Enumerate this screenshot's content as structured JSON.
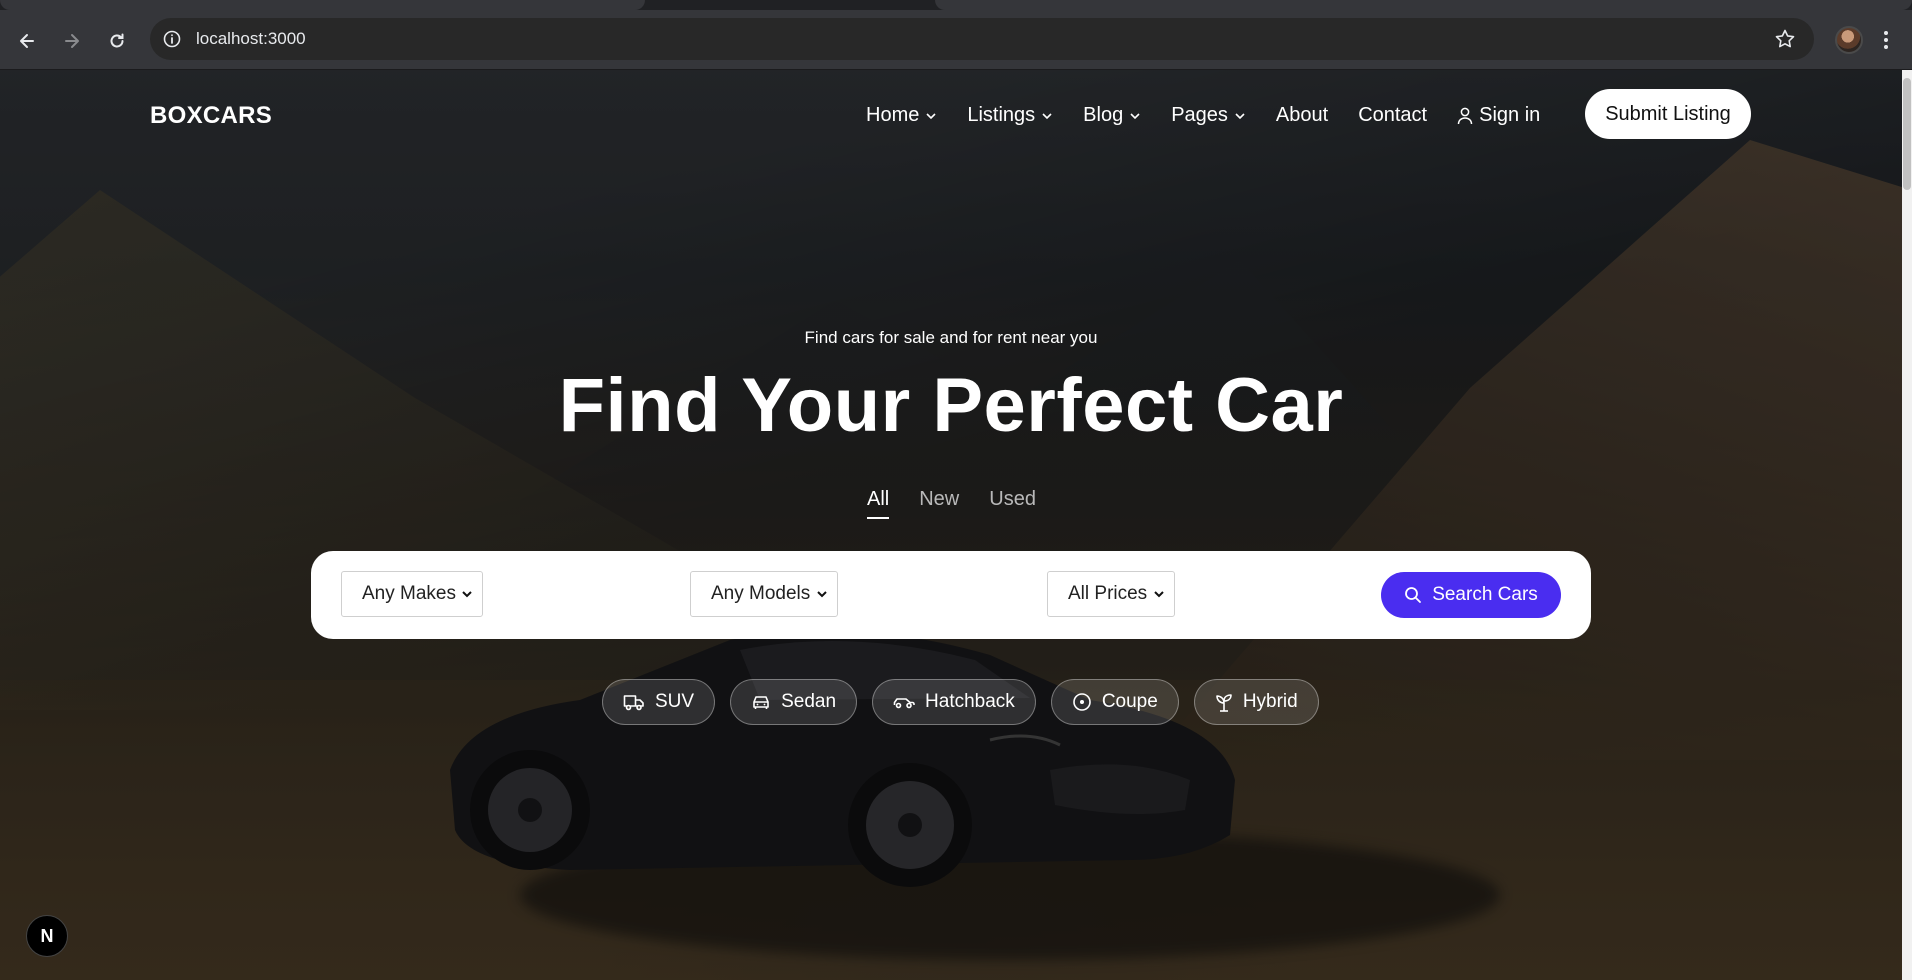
{
  "browser": {
    "url": "localhost:3000",
    "icons": [
      "back-icon",
      "forward-icon",
      "reload-icon",
      "site-info-icon",
      "bookmark-star-icon",
      "profile-avatar",
      "kebab-menu-icon"
    ]
  },
  "header": {
    "logo": "BOXCARS",
    "nav": [
      {
        "label": "Home",
        "dropdown": true
      },
      {
        "label": "Listings",
        "dropdown": true
      },
      {
        "label": "Blog",
        "dropdown": true
      },
      {
        "label": "Pages",
        "dropdown": true
      },
      {
        "label": "About",
        "dropdown": false
      },
      {
        "label": "Contact",
        "dropdown": false
      }
    ],
    "signin_label": "Sign in",
    "submit_label": "Submit Listing"
  },
  "hero": {
    "eyebrow": "Find cars for sale and for rent near you",
    "title": "Find Your Perfect Car",
    "tabs": [
      {
        "label": "All",
        "active": true
      },
      {
        "label": "New",
        "active": false
      },
      {
        "label": "Used",
        "active": false
      }
    ]
  },
  "search": {
    "makes": "Any Makes",
    "models": "Any Models",
    "prices": "All Prices",
    "button_label": "Search Cars",
    "accent_color": "#4a2df0"
  },
  "categories": [
    {
      "label": "SUV",
      "icon": "truck-icon"
    },
    {
      "label": "Sedan",
      "icon": "car-front-icon"
    },
    {
      "label": "Hatchback",
      "icon": "car-side-icon"
    },
    {
      "label": "Coupe",
      "icon": "disc-icon"
    },
    {
      "label": "Hybrid",
      "icon": "plant-icon"
    }
  ],
  "devtools_badge": "N"
}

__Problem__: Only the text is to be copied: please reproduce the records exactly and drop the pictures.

__Task response__:
Enumerate this screenshot's content as structured JSON.
{
  "browser": {
    "url": "localhost:3000",
    "icons": [
      "back-icon",
      "forward-icon",
      "reload-icon",
      "site-info-icon",
      "bookmark-star-icon",
      "profile-avatar",
      "kebab-menu-icon"
    ]
  },
  "header": {
    "logo": "BOXCARS",
    "nav": [
      {
        "label": "Home",
        "dropdown": true
      },
      {
        "label": "Listings",
        "dropdown": true
      },
      {
        "label": "Blog",
        "dropdown": true
      },
      {
        "label": "Pages",
        "dropdown": true
      },
      {
        "label": "About",
        "dropdown": false
      },
      {
        "label": "Contact",
        "dropdown": false
      }
    ],
    "signin_label": "Sign in",
    "submit_label": "Submit Listing"
  },
  "hero": {
    "eyebrow": "Find cars for sale and for rent near you",
    "title": "Find Your Perfect Car",
    "tabs": [
      {
        "label": "All",
        "active": true
      },
      {
        "label": "New",
        "active": false
      },
      {
        "label": "Used",
        "active": false
      }
    ]
  },
  "search": {
    "makes": "Any Makes",
    "models": "Any Models",
    "prices": "All Prices",
    "button_label": "Search Cars",
    "accent_color": "#4a2df0"
  },
  "categories": [
    {
      "label": "SUV",
      "icon": "truck-icon"
    },
    {
      "label": "Sedan",
      "icon": "car-front-icon"
    },
    {
      "label": "Hatchback",
      "icon": "car-side-icon"
    },
    {
      "label": "Coupe",
      "icon": "disc-icon"
    },
    {
      "label": "Hybrid",
      "icon": "plant-icon"
    }
  ],
  "devtools_badge": "N"
}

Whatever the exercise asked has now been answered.